Social service providers utilize a myriad of funding sources to pay for emergency housing for their clients. The exact sources vary depending on the country, region, and specific service provider. Some potential sources include:
- Government Grants and Subsidies: Many governments offer funds specifically earmarked for emergency housing programs, especially for vulnerable populations such as the homeless, domestic violence survivors, or refugees.
- Federal and State Programs: In the U.S., programs such as the Emergency Solutions Grants (ESG) program and the Continuum of Care (CoC) program provide funding for homeless services, including emergency shelter.
- Private Foundations and Grants: Many private organizations and foundations provide grants to social service agencies working in housing and homelessness.
- Local Municipal Funds: Some city or county governments have dedicated funds for social services, including emergency housing.
- Donations: Many social service agencies rely heavily on individual, corporate, or community donations. Some have annual fundraising events, campaigns, or partnership programs.
- Faith-Based Organizations: Churches, synagogues, mosques, and other religious institutions may provide funding or in-kind donations, such as space for emergency shelter or volunteer support.
- Non-Profit Collaborations: Partnering with other non-profit organizations can also be a source of funds or resources, as organizations pool their resources to meet community needs.
- Rental Assistance Programs: These programs might be federally funded (like the Housing Choice Voucher program in the U.S.) or locally funded, and can be used to support individuals in need of emergency housing.

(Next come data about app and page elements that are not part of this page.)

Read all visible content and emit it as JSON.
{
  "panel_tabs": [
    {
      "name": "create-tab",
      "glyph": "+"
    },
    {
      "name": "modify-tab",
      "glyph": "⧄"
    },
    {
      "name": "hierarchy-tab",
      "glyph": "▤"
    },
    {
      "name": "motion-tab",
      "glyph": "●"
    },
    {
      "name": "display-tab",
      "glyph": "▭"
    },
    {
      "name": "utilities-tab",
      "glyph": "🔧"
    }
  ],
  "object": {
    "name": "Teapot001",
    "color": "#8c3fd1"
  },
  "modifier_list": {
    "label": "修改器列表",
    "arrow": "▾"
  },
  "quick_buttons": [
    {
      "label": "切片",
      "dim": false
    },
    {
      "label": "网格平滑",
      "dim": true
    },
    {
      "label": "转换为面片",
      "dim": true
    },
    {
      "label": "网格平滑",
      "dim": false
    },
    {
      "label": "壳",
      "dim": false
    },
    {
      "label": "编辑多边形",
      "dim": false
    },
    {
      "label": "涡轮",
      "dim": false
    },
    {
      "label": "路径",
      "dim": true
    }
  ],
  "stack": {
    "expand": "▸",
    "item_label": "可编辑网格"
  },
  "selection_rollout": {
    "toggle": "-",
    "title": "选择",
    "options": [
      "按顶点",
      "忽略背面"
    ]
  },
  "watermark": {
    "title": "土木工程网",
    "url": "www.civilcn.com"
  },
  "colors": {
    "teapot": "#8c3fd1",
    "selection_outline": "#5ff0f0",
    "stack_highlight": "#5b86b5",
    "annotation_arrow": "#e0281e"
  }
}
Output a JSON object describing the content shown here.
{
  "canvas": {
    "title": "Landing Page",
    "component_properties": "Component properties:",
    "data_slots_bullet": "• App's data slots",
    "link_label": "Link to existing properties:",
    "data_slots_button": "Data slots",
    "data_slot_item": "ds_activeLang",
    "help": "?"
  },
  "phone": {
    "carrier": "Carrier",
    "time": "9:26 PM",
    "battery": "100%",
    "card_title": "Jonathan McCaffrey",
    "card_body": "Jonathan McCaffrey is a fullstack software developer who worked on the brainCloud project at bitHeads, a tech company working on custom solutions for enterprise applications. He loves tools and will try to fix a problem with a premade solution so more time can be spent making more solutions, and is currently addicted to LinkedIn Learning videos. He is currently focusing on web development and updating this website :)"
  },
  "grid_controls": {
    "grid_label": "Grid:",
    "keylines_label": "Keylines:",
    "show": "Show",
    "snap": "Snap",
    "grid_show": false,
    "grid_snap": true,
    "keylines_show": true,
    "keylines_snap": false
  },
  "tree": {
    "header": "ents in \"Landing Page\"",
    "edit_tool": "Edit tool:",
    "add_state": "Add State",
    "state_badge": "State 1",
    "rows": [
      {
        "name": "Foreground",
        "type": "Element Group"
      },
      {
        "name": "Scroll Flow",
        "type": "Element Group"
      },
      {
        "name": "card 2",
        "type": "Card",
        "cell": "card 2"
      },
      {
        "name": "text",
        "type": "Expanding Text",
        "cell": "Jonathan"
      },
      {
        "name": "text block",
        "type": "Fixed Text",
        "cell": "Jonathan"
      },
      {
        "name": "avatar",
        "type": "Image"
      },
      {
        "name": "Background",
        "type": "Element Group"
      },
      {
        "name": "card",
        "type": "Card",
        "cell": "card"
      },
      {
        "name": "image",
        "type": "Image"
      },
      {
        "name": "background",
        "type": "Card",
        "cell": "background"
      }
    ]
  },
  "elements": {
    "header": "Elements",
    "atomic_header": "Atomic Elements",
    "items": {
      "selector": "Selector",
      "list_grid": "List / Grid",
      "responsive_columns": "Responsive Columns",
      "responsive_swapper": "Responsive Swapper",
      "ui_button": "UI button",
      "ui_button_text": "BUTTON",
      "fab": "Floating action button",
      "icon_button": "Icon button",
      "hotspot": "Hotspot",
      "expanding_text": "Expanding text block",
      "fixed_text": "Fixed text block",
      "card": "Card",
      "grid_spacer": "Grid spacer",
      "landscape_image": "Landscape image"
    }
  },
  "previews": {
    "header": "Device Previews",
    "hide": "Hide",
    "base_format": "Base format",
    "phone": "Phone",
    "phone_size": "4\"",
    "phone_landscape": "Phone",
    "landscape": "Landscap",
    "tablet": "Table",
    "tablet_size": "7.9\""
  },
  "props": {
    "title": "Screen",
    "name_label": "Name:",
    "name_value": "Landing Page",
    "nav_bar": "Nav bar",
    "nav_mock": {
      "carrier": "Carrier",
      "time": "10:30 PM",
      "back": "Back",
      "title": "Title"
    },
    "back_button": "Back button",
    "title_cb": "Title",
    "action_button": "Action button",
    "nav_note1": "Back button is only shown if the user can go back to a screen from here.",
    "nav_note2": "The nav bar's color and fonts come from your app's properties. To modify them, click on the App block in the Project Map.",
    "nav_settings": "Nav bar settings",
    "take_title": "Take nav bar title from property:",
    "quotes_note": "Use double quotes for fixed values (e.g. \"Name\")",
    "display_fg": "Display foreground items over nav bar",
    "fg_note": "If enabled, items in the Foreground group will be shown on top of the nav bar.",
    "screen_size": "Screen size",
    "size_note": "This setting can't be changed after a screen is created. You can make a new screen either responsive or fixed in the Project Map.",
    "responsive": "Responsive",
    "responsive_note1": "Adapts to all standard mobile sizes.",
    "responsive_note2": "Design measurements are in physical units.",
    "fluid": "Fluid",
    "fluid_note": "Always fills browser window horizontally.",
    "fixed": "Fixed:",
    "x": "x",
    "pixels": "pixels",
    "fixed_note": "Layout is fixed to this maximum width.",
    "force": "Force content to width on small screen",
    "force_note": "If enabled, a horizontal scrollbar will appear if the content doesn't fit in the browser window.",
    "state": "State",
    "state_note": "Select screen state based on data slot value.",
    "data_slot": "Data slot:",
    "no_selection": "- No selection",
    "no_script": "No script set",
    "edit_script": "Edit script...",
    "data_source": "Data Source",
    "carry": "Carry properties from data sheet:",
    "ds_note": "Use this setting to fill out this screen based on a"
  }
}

- Crowdfunding and Online Fundraisers: With the rise of platforms like GoFundMe and Kickstarter, some organizations or even individuals turn to the public to fund emergency housing needs. Learn more about our Safe Stays Credits program here to see how your supporters can help fund hotel rooms for your clients.
- Sales of Goods or Services: Some social service providers operate thrift stores, coffee shops, or other businesses whose profits go directly into funding their programs, including emergency housing.
- Contracted Services: In some regions, governmental bodies contract with non-profit organizations to provide specific services, including emergency housing.
- Social Impact Bonds: An innovative funding mechanism where private investors fund social programs upfront and are repaid by the government if the program achieves predetermined outcomes.
- Housing Trust Funds: These are established sources of funding for affordable housing, created by governments at various levels. They can be used for a range of housing needs, including emergency housing.
- Real Estate Transfer Taxes or Fees: Some localities might designate a portion of the fees collected from real estate transactions to support affordable housing initiatives.
- Dedicated Taxes: Some areas might have dedicated tax streams, like a property tax or sales tax increment, to fund affordable or emergency housing.
- Tax Credits: In the U.S., the Low-Income Housing Tax Credit (LIHTC) is a significant driver of affordable housing development, though it's more commonly used for long-term affordable housing than for emergency housing.
Navigating these funding sources requires a deep understanding of local, state/provincial, and federal policies and regulations. Many social service providers hire grant writers or have development departments dedicated to securing funds.